Data for processing →
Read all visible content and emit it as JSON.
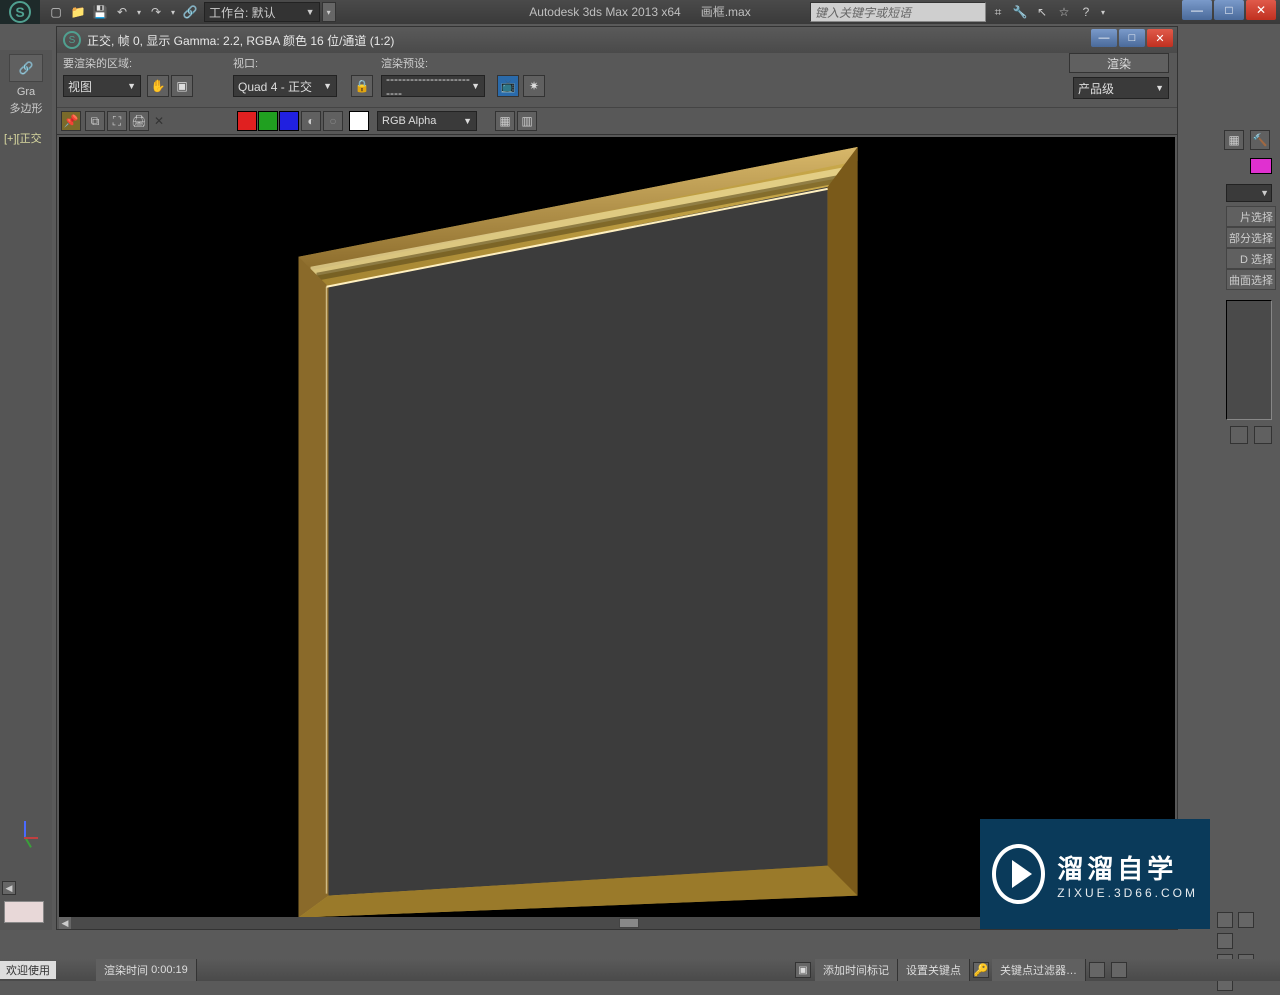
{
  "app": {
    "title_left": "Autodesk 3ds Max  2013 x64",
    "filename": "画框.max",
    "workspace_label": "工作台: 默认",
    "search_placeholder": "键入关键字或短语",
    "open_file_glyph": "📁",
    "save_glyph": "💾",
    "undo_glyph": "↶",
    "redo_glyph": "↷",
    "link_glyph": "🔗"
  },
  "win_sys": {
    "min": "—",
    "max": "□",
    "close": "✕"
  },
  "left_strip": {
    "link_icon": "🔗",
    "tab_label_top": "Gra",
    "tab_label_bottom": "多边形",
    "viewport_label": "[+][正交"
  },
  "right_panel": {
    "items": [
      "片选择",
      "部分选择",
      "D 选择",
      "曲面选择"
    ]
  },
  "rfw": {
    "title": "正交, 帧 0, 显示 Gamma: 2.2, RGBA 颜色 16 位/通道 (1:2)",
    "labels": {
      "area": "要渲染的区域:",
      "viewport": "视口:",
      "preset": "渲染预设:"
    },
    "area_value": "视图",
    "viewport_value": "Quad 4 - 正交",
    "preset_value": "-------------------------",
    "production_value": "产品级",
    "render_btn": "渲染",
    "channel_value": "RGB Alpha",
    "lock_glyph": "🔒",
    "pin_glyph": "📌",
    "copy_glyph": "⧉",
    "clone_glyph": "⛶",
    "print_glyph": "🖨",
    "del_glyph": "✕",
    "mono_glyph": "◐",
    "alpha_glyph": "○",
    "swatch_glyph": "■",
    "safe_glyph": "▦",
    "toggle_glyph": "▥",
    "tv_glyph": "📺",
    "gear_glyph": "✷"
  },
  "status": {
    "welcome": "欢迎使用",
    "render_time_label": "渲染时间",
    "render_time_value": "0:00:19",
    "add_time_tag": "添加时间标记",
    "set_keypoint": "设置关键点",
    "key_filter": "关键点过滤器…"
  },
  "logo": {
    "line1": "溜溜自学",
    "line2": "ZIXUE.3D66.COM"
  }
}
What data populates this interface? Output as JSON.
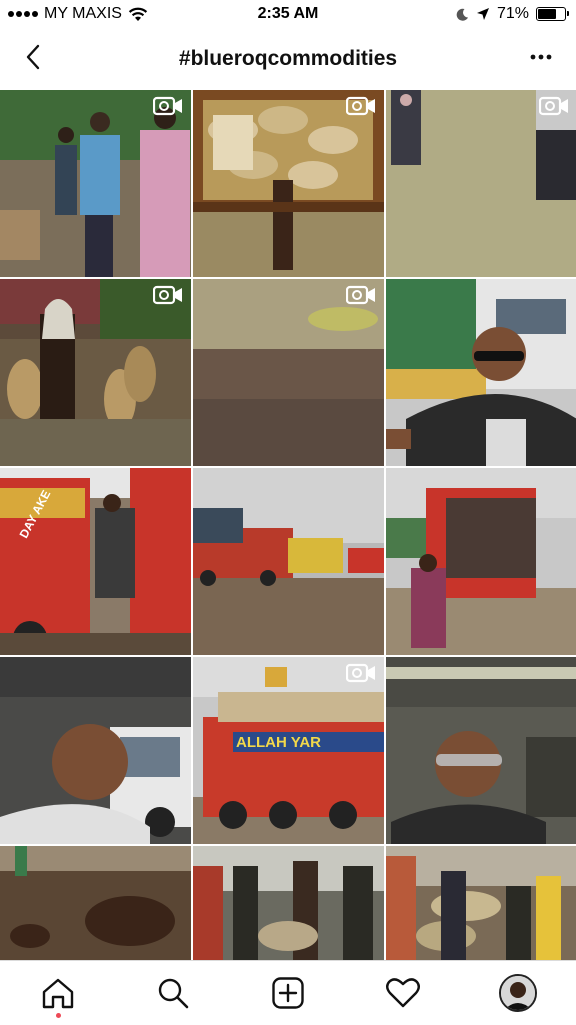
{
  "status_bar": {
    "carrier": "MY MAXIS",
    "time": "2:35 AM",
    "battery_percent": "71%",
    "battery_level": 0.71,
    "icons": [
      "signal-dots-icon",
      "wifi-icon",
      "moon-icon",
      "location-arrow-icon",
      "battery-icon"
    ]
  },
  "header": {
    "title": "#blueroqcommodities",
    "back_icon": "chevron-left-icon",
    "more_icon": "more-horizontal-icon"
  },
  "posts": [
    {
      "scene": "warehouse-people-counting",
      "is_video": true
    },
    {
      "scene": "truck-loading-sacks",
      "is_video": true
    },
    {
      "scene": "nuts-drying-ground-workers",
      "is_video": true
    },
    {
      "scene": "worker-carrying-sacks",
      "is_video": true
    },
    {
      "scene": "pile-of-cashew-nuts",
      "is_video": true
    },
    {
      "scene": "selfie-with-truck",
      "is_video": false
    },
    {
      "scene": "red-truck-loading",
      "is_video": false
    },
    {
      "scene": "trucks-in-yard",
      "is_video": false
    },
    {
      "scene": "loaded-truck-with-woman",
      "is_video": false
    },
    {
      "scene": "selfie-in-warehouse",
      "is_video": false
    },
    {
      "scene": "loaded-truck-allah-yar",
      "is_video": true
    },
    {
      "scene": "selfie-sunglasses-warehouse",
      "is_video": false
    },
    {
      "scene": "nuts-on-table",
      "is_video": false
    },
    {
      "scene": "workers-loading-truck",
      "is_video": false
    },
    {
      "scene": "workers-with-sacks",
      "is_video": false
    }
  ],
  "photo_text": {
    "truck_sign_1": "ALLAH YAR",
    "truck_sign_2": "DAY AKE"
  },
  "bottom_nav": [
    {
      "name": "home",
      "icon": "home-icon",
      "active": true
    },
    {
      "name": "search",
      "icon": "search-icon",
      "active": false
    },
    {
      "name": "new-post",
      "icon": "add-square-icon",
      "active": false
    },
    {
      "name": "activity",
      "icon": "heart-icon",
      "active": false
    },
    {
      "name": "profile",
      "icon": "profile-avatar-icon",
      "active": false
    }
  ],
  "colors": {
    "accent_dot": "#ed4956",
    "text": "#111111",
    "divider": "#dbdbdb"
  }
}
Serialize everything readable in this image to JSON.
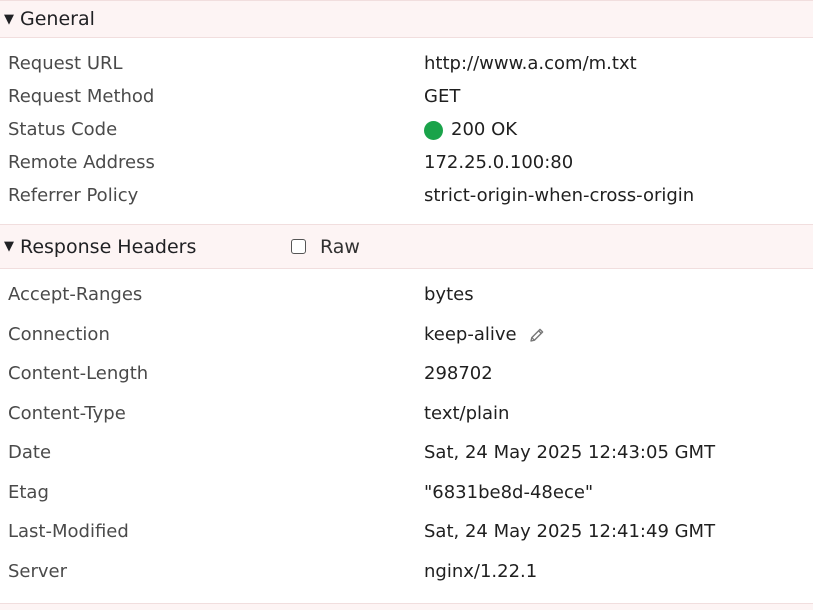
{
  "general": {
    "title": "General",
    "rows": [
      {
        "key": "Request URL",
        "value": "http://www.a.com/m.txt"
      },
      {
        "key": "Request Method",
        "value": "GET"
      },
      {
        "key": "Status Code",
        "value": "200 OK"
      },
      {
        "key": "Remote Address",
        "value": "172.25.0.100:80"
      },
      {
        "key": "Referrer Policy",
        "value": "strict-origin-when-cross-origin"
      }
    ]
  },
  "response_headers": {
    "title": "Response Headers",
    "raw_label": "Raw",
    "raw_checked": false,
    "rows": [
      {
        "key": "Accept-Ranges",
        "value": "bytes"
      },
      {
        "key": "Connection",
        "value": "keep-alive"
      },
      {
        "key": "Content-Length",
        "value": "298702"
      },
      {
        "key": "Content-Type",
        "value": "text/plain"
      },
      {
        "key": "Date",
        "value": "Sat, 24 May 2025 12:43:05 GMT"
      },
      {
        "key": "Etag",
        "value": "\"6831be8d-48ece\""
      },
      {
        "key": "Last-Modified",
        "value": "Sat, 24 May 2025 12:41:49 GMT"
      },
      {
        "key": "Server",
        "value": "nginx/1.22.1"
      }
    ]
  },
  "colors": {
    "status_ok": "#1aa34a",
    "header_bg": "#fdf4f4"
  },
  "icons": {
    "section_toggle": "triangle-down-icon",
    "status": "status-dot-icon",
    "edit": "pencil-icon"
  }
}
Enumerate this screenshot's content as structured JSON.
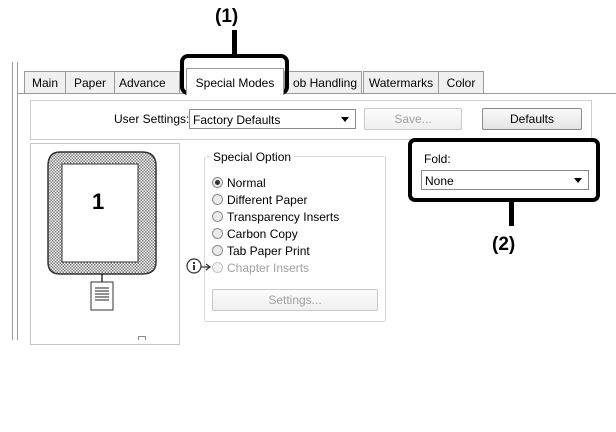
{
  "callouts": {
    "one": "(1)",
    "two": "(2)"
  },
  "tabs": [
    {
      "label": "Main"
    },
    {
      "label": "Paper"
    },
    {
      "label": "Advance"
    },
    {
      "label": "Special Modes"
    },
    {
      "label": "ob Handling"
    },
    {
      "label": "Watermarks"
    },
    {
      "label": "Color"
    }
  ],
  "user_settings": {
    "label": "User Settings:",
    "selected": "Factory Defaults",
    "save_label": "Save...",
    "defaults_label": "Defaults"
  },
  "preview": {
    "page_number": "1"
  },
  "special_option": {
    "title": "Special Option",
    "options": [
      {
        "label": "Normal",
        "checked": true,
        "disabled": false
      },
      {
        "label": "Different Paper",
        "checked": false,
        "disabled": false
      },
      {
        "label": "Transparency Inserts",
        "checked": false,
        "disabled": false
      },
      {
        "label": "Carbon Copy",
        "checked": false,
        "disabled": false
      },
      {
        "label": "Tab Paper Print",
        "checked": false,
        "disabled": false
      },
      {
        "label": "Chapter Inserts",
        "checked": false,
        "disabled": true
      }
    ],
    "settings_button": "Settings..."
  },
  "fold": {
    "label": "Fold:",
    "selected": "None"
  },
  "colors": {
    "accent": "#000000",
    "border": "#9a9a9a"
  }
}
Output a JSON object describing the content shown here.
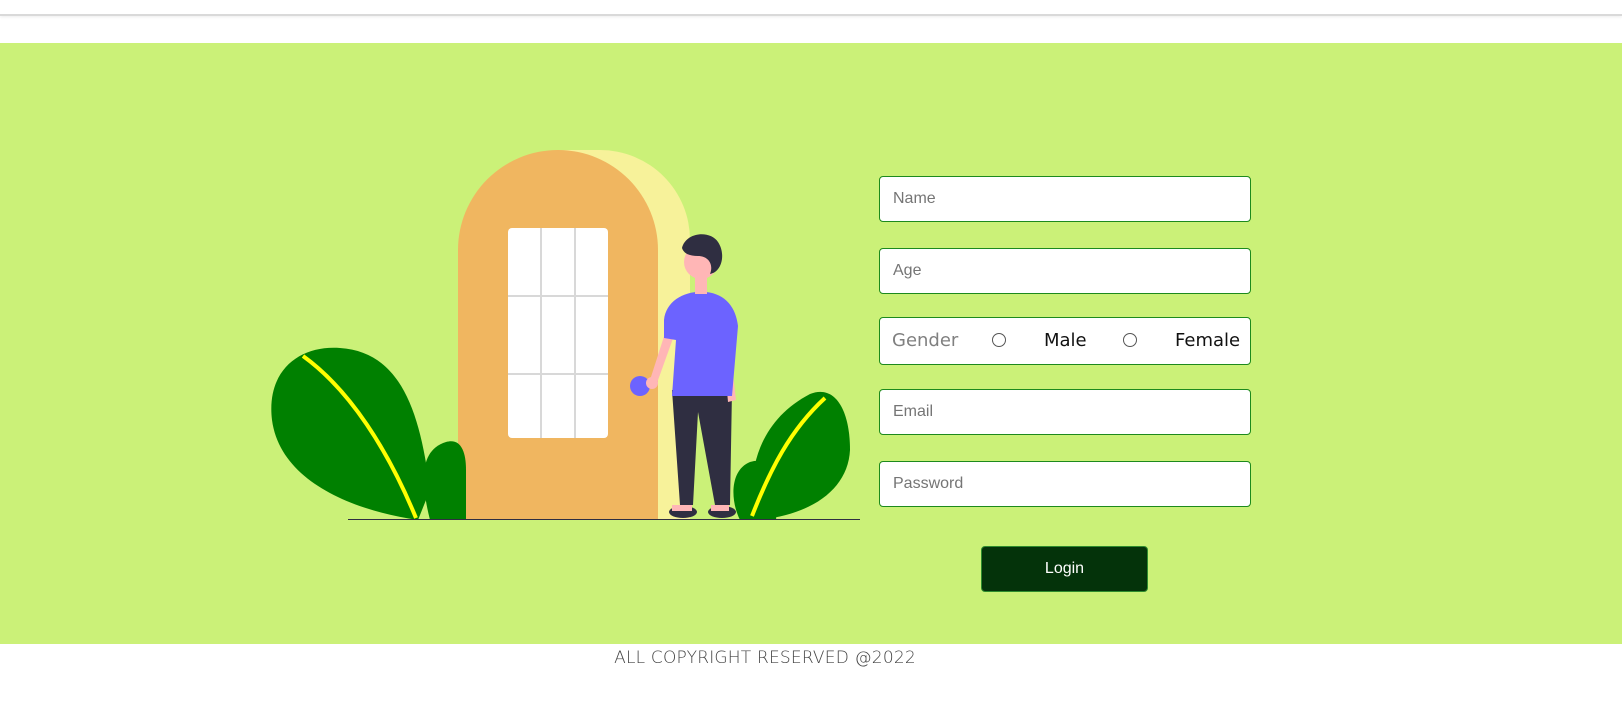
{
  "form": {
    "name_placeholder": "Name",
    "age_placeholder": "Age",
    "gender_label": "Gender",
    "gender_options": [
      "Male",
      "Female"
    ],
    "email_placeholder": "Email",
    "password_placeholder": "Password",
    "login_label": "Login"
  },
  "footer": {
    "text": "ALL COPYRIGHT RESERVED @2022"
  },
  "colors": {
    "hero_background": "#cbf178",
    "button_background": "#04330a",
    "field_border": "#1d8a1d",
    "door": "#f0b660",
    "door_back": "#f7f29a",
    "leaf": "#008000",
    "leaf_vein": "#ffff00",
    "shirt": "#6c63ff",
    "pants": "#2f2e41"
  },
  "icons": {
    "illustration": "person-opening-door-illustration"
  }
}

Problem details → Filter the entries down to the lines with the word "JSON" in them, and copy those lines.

Solution to this exercise →
Read all visible content and emit it as JSON.
What data populates this interface? Output as JSON.
Serialize everything readable in this image to JSON.
Enumerate this screenshot's content as structured JSON.
Output a JSON object describing the content shown here.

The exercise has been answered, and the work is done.